Upon learning about the mission of COCM, Mr. Smith says he “saw it was a great place to get involved with the Lord.” The Smiths made their first contribution at that time. Mr. Smith’s vocational interests were also expanding along the way. Operating a family tire business, he developed a concern for economic development in his community and state. First elected mayor of the town of Punxsutawney, he later went on to become a Pennsylvania state representative. In this role, he worked vigorously for strengthening the banking system and for expanding low-to-moderate income housing.
The Smiths’ family has grown over time, too, as they have been blessed with three children, five grandchildren, and two great-grandchildren. The Smiths have also known the grief of loss as their oldest daughter died six years ago of cancer. Their family legacy now extends from Pennsylvania to Oregon to California. Their 12-year-old blond granddaughter once accompanied them on a COM trip to China with then-COM President Earnest Hummer. She particularly “made a big hit” with the Chinese locals, Mr. Smith recalls.
Mr. and Mrs. Smith have pressed on with their COM support throughout all the changes in their lives as well as through the changing dynamics in Chinese culture and ministry. The vision of reaching Chinese students and scholars on US campuses is something they have embraced with great enthusiasm. “I see these young people from China coming here and taken care of the way COM takes care of them,” he explains, “and many of them give their lives to the Lord.” This is an encouragement, he says, because many of these students and scholars will go back to China as leaders.

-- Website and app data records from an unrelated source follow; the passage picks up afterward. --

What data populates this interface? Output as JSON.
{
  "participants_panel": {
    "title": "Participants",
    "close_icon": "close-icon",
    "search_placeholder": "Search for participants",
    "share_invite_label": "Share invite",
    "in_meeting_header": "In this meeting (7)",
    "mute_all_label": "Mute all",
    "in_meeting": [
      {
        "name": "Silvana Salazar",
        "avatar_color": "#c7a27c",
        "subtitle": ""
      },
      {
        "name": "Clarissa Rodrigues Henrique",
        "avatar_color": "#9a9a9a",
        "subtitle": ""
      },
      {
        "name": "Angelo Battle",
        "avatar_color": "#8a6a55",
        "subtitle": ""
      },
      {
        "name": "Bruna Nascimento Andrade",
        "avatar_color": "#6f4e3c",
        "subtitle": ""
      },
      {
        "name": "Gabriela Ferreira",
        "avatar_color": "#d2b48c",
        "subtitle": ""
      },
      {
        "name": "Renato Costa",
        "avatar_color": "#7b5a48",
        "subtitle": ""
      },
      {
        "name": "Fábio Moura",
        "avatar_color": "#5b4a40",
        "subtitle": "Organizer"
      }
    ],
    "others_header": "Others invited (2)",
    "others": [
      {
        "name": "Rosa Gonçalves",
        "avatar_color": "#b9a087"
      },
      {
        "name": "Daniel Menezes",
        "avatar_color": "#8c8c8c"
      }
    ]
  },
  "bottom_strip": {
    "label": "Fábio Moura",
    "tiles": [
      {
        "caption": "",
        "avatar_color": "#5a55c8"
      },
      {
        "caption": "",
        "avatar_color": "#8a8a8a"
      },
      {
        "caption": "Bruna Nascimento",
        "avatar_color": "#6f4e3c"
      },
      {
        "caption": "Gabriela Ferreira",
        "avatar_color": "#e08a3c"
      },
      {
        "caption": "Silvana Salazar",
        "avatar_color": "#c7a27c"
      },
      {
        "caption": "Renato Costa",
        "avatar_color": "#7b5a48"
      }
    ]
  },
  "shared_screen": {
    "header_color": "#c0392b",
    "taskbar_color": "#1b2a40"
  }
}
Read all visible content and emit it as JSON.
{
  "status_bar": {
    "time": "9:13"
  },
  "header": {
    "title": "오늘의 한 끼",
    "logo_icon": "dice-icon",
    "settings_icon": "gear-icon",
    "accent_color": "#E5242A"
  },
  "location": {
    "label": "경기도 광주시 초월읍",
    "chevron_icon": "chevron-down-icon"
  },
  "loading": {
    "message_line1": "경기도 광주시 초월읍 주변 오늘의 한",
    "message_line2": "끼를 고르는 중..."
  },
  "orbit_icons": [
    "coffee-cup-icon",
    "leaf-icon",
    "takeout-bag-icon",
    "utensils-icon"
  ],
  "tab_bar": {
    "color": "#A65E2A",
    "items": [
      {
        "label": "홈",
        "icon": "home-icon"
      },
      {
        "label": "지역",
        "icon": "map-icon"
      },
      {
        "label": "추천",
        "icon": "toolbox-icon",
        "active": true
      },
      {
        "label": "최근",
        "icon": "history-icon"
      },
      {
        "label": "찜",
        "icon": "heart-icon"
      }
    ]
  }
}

Many of the Smiths’ friends who have been active in COM support have now passed on, Mr. Smith says. Their work carries onward though, as their gifts continue to reach generations of today and those to come.